You see, Katie could be on the hook for Ferris' nine absences, if he wasn't actually sick... since he wasn't actually sick, which we all know. Illinois law states that a child can miss no more than five percent of the school year's 180 regular attendance days, or nine days. It's pure coincidence it worked out like that, because it was 10 percent until 2011, 27 years AFTER Ferris Bueller was released in theatres.
This law states an absence can be excused on the grounds of illness, religious observance, or death in the immediate family. That all makes sense. That's legit. But if the parent knowingly lets their child miss school for reasons other than that, and the child subsequently misses over nine days of school, the parent could be charged with a Class C misdemeanor, which carries a 30 day jail sentence, a $500 fine, or both.

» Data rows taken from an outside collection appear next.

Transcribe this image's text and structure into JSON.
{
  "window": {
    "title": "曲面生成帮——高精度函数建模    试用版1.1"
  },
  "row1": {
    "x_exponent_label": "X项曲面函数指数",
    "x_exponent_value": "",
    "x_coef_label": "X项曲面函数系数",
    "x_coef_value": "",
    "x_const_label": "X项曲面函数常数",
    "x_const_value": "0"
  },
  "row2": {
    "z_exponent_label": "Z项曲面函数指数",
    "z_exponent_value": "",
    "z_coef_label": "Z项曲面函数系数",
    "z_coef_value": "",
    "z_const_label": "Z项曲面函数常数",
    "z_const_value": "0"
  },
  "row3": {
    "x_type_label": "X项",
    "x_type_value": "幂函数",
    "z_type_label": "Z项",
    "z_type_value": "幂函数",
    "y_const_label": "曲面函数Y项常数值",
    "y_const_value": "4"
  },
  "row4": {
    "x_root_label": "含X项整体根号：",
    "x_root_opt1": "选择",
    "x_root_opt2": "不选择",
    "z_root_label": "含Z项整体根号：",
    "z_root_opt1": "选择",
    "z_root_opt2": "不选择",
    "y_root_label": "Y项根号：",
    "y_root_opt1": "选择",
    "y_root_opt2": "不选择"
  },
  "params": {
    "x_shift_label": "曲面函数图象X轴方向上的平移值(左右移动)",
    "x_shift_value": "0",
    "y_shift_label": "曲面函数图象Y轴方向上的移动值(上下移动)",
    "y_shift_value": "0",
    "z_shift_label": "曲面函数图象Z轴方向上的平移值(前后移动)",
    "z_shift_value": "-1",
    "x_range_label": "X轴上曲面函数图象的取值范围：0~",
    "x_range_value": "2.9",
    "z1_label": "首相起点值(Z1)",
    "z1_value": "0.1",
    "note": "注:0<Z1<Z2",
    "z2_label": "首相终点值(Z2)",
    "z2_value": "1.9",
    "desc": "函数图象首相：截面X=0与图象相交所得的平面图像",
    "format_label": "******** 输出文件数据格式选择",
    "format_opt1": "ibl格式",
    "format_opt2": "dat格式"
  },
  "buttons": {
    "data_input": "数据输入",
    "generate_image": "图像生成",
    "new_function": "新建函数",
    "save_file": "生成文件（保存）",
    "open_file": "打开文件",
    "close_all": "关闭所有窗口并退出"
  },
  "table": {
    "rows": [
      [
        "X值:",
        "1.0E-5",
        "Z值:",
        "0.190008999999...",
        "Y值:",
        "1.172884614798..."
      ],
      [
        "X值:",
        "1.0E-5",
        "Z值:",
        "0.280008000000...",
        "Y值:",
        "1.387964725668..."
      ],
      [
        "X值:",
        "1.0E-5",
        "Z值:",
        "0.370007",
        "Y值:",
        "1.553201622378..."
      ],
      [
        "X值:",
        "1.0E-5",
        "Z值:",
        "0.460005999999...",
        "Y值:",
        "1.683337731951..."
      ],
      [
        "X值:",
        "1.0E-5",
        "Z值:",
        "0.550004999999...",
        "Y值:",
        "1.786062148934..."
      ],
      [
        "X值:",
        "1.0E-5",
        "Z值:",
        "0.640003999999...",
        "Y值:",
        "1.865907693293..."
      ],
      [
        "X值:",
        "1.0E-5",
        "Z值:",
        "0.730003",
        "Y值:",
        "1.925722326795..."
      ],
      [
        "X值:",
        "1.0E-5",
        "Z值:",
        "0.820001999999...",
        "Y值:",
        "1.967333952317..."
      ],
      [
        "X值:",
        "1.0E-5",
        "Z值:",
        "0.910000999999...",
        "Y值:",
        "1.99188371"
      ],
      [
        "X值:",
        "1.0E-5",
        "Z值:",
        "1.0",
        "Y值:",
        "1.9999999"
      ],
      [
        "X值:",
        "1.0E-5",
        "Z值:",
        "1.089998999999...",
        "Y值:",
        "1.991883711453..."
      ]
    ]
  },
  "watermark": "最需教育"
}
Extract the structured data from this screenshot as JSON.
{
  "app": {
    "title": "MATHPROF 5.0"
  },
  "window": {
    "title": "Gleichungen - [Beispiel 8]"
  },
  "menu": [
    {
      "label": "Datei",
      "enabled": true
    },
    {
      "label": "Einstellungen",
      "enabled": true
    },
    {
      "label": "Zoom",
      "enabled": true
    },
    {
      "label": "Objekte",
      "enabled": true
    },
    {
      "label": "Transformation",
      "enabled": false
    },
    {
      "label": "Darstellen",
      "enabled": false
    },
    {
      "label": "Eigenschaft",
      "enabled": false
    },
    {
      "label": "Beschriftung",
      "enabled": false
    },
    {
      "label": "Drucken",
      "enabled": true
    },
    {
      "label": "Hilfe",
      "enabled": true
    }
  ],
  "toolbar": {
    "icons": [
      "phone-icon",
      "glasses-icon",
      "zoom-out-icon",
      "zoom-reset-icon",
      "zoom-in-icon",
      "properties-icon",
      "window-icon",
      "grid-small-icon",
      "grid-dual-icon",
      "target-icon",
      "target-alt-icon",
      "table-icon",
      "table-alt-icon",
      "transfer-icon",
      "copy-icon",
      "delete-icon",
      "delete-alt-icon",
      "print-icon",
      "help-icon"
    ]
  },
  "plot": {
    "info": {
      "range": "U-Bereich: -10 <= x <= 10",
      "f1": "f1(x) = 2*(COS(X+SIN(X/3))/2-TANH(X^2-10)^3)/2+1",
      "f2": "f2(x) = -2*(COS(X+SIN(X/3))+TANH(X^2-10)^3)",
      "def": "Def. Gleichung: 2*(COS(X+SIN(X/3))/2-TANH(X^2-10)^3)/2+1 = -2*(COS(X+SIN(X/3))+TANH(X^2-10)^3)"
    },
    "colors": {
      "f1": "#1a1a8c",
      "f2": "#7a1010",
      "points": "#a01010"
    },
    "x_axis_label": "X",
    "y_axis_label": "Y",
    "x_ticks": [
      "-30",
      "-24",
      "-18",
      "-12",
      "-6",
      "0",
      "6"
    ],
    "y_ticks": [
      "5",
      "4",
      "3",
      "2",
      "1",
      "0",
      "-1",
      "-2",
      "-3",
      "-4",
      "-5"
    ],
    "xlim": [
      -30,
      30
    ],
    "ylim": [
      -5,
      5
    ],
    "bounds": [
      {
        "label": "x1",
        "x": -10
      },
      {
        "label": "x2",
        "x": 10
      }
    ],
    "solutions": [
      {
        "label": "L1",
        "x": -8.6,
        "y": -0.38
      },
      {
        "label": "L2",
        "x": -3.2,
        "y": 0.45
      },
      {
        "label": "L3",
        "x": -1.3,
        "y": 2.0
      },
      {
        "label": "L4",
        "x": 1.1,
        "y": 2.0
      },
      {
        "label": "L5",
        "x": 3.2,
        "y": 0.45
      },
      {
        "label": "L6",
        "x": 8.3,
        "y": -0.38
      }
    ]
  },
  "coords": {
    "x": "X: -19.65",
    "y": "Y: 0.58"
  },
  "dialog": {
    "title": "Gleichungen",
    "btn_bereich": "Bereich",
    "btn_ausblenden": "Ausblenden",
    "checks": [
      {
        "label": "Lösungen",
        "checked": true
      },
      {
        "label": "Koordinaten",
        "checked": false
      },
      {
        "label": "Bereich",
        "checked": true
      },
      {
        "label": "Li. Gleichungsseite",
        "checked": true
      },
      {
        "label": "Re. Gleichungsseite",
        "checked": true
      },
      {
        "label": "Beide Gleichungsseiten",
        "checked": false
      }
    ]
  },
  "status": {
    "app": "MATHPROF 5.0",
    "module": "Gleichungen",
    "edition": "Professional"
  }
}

What's more, is the clock doesn't reset at the start of every year. It's last 180 regular attendance days. So let's say, hypothetically, you went on a big family vacation in April, pulling the kid out school for five days. And then the kid misses another five days in October. That's 10 days in a 180 day stretch. Not in the same school year. Depending on what grades they're in, possibly not even the same school. But that's still truancy.
And according to illinoispolicy.org, it's really easy to get marked as absent. "For a student to be counted present for the entire day, they must be there for at least 300 minutes. If a school day is 305 minutes and they are five minutes tardy, they miss a half day."
So like, let's say you got a flat tire on your way to dropping the kid off at school. You were already running on a tight schedule and this set you back 20 minutes. Kid's 20 minutes late. Now he's missed half a day. Two months later, different parent, different car, flat tire again, now the kid is just six minutes late, and boom, absent half a day, and now there's a whole day against him.
Not for nothing, wouldn't slapping a family with a $500 fine, or worse, throwing a working parent into jail for 30 days, make the absence problem worse? I know our school workers are overworked and underpaid, but wouldn't it be more beneficial for the student to figure out why all the absences or tardys, and try to fix THAT problem?
Luckily instead of a car like he asked for, Ferris got a computer. So while Principal Rooney saw that he was absent nine times, yes NINE TIMES... Ferris is now down to only two absences. So Katie should be good. I don't think either of them were born under a bad sign.